### [Problem details]
Would you repeat the entries beneath, with nothing changed?

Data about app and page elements
━━━━━━━━━━━━━━━━

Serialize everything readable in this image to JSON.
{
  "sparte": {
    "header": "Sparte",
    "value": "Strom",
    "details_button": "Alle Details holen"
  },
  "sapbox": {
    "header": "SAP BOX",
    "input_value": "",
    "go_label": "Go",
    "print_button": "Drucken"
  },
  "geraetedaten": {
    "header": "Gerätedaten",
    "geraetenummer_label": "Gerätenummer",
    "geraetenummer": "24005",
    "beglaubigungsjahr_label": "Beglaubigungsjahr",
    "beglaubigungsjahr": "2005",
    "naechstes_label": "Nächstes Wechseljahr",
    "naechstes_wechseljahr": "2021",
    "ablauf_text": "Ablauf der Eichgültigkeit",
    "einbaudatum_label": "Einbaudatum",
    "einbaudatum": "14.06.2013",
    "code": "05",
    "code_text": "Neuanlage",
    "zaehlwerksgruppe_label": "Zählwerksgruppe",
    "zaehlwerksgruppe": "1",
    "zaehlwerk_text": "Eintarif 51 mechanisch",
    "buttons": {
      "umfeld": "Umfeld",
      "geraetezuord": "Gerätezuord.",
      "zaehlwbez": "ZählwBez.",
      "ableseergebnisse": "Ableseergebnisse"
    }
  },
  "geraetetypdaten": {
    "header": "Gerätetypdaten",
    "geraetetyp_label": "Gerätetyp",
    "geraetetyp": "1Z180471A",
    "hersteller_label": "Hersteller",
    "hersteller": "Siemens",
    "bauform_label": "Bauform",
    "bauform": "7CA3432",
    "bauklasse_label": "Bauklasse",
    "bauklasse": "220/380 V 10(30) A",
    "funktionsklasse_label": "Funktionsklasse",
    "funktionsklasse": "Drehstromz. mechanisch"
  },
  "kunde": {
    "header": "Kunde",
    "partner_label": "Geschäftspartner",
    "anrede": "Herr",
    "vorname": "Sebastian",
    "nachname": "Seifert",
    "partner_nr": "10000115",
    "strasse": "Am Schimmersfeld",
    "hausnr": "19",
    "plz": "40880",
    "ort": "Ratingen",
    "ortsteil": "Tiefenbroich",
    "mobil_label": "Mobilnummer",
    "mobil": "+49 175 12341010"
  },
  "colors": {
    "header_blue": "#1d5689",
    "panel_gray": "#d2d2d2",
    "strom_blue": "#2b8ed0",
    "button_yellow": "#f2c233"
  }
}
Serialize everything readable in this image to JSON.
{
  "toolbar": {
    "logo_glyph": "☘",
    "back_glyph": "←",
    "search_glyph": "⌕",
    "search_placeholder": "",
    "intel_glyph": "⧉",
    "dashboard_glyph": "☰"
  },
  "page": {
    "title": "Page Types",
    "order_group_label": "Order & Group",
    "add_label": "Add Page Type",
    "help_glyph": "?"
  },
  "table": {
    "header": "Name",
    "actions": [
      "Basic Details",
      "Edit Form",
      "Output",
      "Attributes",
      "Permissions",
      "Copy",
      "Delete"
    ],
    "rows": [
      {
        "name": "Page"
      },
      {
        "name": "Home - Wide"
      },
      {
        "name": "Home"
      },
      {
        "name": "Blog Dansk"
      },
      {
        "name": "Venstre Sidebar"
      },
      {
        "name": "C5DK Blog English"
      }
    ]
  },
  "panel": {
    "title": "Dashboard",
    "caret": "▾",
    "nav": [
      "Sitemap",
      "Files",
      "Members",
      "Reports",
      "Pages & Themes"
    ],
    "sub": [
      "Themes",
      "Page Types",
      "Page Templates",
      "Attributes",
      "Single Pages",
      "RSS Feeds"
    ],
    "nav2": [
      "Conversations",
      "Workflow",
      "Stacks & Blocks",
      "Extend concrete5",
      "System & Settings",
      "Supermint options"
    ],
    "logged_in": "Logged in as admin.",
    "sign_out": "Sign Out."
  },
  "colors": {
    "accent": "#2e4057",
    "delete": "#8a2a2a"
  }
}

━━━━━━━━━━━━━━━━

### [Written solution]
Serialize everything readable in this image to JSON.
{
  "sparte": {
    "header": "Sparte",
    "value": "Strom",
    "details_button": "Alle Details holen"
  },
  "sapbox": {
    "header": "SAP BOX",
    "input_value": "",
    "go_label": "Go",
    "print_button": "Drucken"
  },
  "geraetedaten": {
    "header": "Gerätedaten",
    "geraetenummer_label": "Gerätenummer",
    "geraetenummer": "24005",
    "beglaubigungsjahr_label": "Beglaubigungsjahr",
    "beglaubigungsjahr": "2005",
    "naechstes_label": "Nächstes Wechseljahr",
    "naechstes_wechseljahr": "2021",
    "ablauf_text": "Ablauf der Eichgültigkeit",
    "einbaudatum_label": "Einbaudatum",
    "einbaudatum": "14.06.2013",
    "code": "05",
    "code_text": "Neuanlage",
    "zaehlwerksgruppe_label": "Zählwerksgruppe",
    "zaehlwerksgruppe": "1",
    "zaehlwerk_text": "Eintarif 51 mechanisch",
    "buttons": {
      "umfeld": "Umfeld",
      "geraetezuord": "Gerätezuord.",
      "zaehlwbez": "ZählwBez.",
      "ableseergebnisse": "Ableseergebnisse"
    }
  },
  "geraetetypdaten": {
    "header": "Gerätetypdaten",
    "geraetetyp_label": "Gerätetyp",
    "geraetetyp": "1Z180471A",
    "hersteller_label": "Hersteller",
    "hersteller": "Siemens",
    "bauform_label": "Bauform",
    "bauform": "7CA3432",
    "bauklasse_label": "Bauklasse",
    "bauklasse": "220/380 V 10(30) A",
    "funktionsklasse_label": "Funktionsklasse",
    "funktionsklasse": "Drehstromz. mechanisch"
  },
  "kunde": {
    "header": "Kunde",
    "partner_label": "Geschäftspartner",
    "anrede": "Herr",
    "vorname": "Sebastian",
    "nachname": "Seifert",
    "partner_nr": "10000115",
    "strasse": "Am Schimmersfeld",
    "hausnr": "19",
    "plz": "40880",
    "ort": "Ratingen",
    "ortsteil": "Tiefenbroich",
    "mobil_label": "Mobilnummer",
    "mobil": "+49 175 12341010"
  },
  "colors": {
    "header_blue": "#1d5689",
    "panel_gray": "#d2d2d2",
    "strom_blue": "#2b8ed0",
    "button_yellow": "#f2c233"
  }
}
Serialize everything readable in this image to JSON.
{
  "toolbar": {
    "logo_glyph": "☘",
    "back_glyph": "←",
    "search_glyph": "⌕",
    "search_placeholder": "",
    "intel_glyph": "⧉",
    "dashboard_glyph": "☰"
  },
  "page": {
    "title": "Page Types",
    "order_group_label": "Order & Group",
    "add_label": "Add Page Type",
    "help_glyph": "?"
  },
  "table": {
    "header": "Name",
    "actions": [
      "Basic Details",
      "Edit Form",
      "Output",
      "Attributes",
      "Permissions",
      "Copy",
      "Delete"
    ],
    "rows": [
      {
        "name": "Page"
      },
      {
        "name": "Home - Wide"
      },
      {
        "name": "Home"
      },
      {
        "name": "Blog Dansk"
      },
      {
        "name": "Venstre Sidebar"
      },
      {
        "name": "C5DK Blog English"
      }
    ]
  },
  "panel": {
    "title": "Dashboard",
    "caret": "▾",
    "nav": [
      "Sitemap",
      "Files",
      "Members",
      "Reports",
      "Pages & Themes"
    ],
    "sub": [
      "Themes",
      "Page Types",
      "Page Templates",
      "Attributes",
      "Single Pages",
      "RSS Feeds"
    ],
    "nav2": [
      "Conversations",
      "Workflow",
      "Stacks & Blocks",
      "Extend concrete5",
      "System & Settings",
      "Supermint options"
    ],
    "logged_in": "Logged in as admin.",
    "sign_out": "Sign Out."
  },
  "colors": {
    "accent": "#2e4057",
    "delete": "#8a2a2a"
  }
}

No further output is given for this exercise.